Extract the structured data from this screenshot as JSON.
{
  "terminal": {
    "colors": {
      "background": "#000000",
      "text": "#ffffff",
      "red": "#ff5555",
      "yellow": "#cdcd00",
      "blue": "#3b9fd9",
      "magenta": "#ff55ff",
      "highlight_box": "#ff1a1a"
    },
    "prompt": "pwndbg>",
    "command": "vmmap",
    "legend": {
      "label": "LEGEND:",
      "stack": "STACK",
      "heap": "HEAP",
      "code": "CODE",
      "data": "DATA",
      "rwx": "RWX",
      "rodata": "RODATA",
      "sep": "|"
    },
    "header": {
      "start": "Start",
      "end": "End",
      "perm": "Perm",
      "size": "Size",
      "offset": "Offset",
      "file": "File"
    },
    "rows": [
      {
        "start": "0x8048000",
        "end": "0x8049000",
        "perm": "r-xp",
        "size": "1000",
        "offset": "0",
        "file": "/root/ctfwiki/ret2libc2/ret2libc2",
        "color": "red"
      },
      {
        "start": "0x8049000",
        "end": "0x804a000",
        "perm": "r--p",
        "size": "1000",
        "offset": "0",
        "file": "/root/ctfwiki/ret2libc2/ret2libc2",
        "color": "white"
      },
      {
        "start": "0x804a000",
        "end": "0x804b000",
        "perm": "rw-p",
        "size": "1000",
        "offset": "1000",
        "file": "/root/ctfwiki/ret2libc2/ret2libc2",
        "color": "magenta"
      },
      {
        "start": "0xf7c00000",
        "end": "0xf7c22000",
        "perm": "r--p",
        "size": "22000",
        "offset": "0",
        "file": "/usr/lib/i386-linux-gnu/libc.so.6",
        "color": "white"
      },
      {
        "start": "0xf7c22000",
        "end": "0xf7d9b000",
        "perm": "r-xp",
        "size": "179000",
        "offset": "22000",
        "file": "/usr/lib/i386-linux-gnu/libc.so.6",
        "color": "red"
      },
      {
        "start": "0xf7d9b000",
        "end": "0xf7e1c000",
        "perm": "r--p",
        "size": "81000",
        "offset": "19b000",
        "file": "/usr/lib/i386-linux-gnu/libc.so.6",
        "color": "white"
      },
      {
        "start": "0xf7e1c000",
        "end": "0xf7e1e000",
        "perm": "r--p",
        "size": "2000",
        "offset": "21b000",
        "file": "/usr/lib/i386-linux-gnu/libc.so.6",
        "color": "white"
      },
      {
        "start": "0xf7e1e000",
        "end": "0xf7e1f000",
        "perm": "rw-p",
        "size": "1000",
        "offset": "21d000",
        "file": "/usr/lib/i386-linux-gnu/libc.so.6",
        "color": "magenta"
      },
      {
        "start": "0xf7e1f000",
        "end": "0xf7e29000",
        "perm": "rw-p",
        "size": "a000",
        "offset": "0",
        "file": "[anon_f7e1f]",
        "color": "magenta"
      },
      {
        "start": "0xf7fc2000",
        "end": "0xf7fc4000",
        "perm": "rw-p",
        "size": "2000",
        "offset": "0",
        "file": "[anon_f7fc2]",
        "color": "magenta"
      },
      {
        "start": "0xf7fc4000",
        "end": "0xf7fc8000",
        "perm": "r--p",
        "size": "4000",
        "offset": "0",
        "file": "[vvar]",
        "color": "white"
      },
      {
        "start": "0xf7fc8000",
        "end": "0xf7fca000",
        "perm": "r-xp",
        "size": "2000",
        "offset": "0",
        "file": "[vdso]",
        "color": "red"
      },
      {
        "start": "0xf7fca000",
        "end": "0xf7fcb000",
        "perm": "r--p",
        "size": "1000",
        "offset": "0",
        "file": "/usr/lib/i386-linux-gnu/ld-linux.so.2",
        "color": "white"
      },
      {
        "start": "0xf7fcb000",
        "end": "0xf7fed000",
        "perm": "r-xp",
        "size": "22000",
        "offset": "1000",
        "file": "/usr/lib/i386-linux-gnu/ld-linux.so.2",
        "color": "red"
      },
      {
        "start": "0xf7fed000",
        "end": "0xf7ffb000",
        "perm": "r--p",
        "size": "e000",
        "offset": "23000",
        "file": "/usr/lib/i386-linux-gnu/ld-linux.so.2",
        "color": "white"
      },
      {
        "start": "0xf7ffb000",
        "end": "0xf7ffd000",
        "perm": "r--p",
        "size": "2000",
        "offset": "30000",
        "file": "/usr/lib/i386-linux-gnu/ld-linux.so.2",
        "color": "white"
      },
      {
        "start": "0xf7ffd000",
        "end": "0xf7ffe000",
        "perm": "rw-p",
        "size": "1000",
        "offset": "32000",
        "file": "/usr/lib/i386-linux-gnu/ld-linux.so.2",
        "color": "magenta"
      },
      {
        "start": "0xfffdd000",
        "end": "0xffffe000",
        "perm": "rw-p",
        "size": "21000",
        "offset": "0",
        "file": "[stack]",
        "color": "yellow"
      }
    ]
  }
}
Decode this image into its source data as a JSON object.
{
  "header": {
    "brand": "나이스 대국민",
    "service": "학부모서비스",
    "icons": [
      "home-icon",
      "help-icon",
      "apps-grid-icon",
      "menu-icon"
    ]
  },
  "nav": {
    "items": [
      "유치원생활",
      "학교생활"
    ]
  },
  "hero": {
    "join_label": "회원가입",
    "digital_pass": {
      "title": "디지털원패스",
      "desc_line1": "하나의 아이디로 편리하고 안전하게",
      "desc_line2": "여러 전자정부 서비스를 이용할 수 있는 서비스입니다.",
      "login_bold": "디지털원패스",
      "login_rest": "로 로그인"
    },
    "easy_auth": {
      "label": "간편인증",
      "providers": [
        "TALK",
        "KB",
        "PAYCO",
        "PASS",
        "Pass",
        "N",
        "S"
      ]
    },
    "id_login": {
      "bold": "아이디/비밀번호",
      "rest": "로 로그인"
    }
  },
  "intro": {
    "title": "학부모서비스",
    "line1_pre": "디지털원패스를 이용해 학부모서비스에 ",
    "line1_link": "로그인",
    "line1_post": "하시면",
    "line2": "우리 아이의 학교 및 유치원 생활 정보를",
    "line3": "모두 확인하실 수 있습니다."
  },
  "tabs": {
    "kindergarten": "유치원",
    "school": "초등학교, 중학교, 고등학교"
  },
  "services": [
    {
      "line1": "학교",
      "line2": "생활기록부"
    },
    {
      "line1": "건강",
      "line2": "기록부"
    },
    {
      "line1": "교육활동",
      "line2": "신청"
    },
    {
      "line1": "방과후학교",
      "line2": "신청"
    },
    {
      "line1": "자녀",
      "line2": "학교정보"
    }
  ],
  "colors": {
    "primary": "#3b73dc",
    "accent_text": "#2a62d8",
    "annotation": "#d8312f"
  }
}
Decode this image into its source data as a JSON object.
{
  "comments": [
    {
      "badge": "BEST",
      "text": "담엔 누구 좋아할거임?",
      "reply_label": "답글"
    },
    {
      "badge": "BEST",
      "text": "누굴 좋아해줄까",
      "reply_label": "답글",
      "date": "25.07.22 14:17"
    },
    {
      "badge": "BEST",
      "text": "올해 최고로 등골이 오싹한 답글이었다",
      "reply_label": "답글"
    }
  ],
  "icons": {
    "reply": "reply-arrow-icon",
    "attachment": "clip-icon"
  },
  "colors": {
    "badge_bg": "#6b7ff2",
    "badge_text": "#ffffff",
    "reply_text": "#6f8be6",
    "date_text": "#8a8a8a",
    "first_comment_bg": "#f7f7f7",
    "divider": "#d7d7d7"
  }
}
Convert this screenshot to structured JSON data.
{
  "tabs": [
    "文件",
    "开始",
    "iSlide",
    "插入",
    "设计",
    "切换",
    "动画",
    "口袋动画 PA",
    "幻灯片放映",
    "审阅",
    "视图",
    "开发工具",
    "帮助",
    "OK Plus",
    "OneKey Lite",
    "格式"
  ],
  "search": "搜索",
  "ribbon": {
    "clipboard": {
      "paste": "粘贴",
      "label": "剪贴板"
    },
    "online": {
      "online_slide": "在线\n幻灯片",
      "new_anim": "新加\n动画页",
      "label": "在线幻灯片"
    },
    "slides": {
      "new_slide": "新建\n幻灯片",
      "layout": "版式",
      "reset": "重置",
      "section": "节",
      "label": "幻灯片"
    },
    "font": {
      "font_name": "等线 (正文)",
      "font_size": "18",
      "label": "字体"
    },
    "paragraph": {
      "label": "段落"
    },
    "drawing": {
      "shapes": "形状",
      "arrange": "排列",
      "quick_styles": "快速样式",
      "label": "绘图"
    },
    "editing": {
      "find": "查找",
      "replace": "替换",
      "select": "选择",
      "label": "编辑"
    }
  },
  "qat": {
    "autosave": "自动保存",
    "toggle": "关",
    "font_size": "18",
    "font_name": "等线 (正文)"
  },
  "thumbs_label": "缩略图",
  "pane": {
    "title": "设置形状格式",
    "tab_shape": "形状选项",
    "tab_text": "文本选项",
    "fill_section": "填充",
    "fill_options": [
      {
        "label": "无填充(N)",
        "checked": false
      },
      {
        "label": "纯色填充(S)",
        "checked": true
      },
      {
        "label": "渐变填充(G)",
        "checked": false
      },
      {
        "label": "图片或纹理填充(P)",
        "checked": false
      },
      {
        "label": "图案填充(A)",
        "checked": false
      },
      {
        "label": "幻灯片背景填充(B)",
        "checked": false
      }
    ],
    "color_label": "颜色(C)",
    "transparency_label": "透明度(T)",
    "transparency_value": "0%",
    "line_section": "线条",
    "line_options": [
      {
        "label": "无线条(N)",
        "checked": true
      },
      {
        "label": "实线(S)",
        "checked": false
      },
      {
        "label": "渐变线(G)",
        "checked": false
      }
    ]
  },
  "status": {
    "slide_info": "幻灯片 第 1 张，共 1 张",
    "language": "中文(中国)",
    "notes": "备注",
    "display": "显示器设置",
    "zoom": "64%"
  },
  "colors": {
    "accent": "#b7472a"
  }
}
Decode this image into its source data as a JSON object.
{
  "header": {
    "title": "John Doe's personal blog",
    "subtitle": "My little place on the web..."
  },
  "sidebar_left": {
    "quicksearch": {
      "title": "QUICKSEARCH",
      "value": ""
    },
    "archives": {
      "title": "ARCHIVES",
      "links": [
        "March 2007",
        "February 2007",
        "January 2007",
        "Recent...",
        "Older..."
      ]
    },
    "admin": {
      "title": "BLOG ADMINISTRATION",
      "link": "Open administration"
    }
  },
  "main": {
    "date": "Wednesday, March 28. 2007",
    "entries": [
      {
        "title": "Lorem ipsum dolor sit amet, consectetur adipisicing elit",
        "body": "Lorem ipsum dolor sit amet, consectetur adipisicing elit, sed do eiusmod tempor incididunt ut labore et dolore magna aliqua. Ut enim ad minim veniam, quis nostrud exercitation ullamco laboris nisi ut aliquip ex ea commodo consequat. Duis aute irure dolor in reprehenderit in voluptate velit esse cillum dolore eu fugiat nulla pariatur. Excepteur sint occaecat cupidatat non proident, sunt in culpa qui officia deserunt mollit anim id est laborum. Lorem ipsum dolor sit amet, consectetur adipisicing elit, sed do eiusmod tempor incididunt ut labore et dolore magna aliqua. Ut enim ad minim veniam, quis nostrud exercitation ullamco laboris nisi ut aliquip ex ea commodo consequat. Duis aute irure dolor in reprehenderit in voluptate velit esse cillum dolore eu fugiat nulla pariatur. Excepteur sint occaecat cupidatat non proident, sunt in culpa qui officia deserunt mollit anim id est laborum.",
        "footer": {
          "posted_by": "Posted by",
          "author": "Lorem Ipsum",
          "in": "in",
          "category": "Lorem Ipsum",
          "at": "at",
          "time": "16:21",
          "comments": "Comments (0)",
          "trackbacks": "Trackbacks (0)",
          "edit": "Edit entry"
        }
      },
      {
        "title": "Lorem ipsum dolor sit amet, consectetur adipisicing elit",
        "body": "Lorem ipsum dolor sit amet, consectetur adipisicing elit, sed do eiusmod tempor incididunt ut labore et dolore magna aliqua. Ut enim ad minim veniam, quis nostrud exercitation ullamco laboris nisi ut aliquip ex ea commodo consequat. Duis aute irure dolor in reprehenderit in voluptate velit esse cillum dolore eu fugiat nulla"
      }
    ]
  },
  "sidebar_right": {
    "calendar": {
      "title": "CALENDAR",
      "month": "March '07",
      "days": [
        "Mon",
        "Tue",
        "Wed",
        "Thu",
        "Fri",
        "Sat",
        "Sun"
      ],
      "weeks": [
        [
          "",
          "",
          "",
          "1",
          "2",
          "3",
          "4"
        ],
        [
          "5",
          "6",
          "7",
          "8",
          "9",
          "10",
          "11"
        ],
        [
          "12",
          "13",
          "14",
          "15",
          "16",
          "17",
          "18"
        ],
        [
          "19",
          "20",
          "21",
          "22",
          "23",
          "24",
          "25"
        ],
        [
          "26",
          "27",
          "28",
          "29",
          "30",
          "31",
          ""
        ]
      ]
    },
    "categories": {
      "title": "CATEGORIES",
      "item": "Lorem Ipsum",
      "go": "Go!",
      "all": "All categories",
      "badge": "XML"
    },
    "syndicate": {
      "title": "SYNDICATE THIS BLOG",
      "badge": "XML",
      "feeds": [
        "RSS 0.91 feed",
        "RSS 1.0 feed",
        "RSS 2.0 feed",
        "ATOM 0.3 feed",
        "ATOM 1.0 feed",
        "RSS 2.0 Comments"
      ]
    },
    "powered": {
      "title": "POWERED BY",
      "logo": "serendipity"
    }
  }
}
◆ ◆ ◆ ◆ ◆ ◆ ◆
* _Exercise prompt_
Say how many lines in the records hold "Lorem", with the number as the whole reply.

* _Answer space_
7